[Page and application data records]

>>

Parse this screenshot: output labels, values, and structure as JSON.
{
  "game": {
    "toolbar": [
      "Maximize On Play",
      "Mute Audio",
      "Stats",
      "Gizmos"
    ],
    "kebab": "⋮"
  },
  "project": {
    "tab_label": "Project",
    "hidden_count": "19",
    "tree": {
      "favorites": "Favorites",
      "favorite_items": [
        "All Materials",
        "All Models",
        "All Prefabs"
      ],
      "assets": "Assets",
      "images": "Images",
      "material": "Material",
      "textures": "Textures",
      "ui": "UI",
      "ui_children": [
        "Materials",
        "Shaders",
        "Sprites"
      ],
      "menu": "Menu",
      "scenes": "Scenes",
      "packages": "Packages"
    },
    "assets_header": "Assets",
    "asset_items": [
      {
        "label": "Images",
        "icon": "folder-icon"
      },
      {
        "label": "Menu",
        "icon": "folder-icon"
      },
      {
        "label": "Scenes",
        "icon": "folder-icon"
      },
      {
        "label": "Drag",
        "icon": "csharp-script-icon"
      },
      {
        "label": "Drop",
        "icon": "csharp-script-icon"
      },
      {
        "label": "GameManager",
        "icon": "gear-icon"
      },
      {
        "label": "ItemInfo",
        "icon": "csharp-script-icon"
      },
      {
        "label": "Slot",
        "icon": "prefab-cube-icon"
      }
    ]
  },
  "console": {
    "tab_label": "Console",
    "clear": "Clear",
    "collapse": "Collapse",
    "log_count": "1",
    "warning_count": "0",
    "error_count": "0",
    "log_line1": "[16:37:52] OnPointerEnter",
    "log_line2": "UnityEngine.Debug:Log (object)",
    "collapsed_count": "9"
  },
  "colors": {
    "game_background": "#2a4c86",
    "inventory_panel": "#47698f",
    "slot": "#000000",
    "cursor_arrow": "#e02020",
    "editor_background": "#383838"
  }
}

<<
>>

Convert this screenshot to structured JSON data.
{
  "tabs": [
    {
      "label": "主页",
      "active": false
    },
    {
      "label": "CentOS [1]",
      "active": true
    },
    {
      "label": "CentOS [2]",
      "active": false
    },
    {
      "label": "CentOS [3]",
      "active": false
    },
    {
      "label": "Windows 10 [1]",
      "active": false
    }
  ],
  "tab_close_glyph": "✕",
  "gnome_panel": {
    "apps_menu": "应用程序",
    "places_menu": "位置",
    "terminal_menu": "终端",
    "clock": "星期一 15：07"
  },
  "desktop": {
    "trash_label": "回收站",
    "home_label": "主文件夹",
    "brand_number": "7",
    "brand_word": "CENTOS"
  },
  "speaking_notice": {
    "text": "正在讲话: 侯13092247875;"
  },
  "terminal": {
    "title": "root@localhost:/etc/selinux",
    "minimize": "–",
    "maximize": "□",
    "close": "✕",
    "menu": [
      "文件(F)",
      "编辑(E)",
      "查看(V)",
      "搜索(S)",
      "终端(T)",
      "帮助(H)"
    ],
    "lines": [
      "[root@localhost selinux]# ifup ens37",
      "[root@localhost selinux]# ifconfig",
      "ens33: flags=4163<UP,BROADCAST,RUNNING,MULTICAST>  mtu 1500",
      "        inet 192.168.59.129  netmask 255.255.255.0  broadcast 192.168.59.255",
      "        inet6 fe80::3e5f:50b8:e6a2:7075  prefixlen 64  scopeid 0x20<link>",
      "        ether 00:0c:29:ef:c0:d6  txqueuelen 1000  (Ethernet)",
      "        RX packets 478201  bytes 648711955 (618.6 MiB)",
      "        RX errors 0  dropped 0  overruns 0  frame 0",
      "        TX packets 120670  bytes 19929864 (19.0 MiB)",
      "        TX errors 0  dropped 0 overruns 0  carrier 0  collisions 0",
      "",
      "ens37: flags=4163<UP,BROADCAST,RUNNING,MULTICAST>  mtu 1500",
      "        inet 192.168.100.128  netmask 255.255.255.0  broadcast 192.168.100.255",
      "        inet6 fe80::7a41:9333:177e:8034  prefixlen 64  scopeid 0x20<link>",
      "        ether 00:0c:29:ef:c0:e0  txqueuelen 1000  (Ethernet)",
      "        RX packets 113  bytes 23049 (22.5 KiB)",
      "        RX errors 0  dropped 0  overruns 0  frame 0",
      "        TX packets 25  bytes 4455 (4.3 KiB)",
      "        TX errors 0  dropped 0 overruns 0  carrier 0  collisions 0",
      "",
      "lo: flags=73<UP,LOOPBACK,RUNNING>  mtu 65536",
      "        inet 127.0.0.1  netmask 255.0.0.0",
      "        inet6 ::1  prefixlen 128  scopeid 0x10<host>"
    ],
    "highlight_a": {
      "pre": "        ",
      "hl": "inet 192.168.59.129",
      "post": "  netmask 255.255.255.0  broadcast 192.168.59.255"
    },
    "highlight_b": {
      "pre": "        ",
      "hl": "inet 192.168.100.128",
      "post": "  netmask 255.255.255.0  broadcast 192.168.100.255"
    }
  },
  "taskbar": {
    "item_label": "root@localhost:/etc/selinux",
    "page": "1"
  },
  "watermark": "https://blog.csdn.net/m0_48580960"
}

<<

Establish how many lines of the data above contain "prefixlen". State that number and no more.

● OUTPUT FOR THIS TASK: 3